━━━ Records shown

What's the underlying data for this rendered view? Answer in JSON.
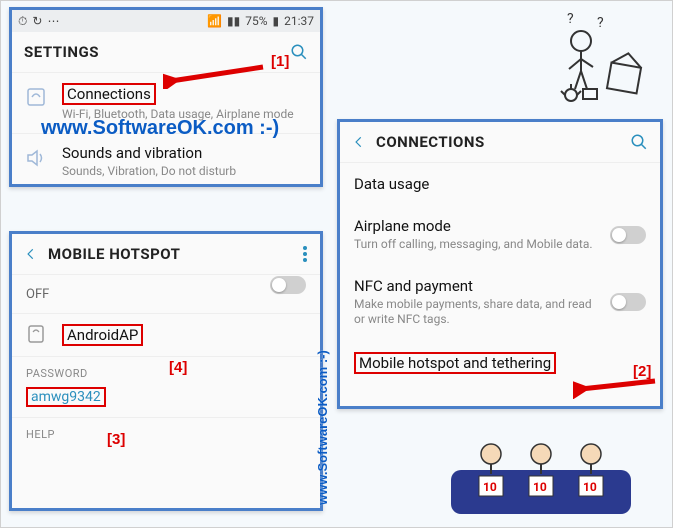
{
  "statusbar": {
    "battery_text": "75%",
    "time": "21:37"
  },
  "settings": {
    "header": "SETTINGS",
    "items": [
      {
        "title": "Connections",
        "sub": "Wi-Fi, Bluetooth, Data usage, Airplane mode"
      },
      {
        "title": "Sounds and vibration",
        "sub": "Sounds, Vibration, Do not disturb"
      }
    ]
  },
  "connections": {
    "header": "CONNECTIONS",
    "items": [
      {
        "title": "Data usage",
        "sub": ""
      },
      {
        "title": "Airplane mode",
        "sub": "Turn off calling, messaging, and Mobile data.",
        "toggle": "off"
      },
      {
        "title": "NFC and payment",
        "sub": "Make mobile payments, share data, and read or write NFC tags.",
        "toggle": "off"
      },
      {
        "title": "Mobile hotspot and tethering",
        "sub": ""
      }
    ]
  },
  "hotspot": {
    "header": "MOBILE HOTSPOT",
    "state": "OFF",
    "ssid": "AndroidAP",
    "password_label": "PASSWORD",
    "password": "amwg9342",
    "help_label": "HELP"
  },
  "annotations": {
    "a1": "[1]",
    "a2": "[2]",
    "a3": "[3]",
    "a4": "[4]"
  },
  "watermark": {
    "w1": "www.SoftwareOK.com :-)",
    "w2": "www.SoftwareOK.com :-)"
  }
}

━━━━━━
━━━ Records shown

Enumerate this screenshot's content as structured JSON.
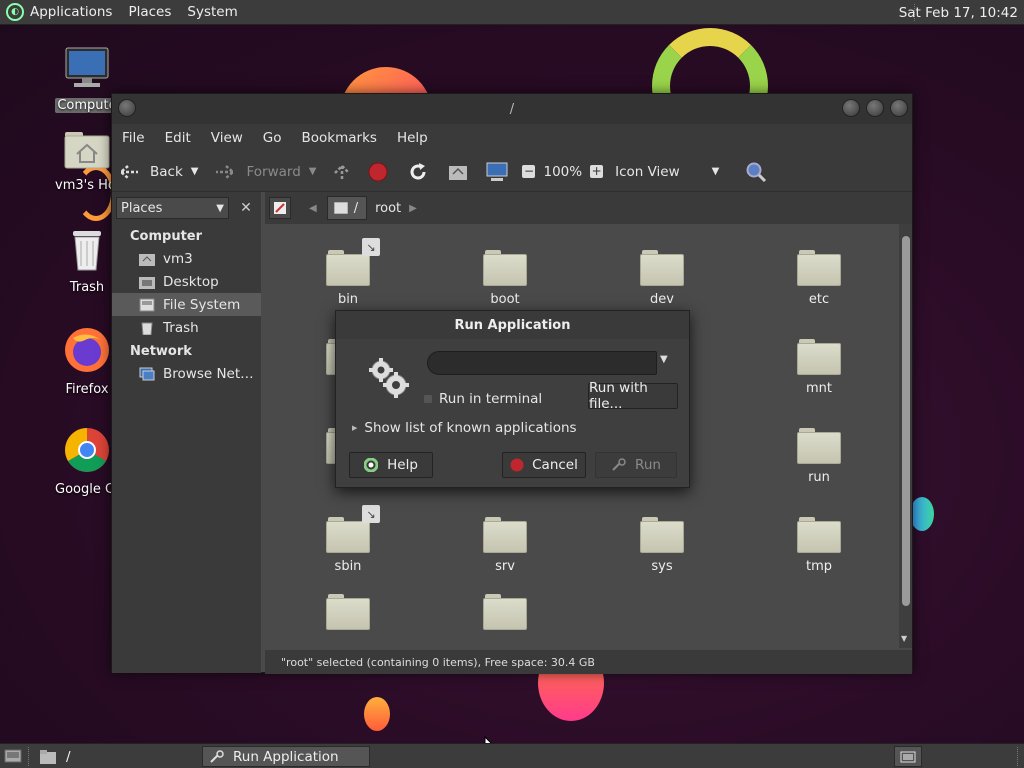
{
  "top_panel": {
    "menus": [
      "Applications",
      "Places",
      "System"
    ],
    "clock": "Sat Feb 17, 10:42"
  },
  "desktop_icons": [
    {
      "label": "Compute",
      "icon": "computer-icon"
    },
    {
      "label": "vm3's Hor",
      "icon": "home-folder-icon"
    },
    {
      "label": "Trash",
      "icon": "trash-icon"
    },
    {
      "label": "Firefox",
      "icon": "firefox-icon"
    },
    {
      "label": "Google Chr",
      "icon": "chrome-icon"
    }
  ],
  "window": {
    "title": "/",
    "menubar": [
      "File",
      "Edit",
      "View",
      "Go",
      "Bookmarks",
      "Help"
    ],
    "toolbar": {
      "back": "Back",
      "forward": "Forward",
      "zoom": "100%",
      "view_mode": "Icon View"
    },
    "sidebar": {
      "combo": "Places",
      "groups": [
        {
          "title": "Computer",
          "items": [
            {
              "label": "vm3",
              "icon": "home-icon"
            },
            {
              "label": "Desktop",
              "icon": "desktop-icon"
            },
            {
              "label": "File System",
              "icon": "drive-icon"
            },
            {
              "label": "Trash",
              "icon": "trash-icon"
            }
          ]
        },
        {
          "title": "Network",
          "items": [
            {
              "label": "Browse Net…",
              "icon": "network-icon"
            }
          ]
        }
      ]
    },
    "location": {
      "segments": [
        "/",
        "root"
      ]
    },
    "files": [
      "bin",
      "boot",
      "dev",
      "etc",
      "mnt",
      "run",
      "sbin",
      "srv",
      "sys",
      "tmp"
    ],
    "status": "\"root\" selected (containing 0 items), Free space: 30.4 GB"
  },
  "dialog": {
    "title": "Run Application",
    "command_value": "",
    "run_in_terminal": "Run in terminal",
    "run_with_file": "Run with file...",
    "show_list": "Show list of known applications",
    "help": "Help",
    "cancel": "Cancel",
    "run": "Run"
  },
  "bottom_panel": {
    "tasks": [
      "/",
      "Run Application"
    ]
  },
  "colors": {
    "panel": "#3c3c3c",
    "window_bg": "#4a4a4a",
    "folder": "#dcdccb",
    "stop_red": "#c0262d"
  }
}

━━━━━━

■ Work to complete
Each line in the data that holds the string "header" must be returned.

■ Result below
    "header": "SETTINGS",
    "header": "CONNECTIONS",
    "header": "MOBILE HOTSPOT",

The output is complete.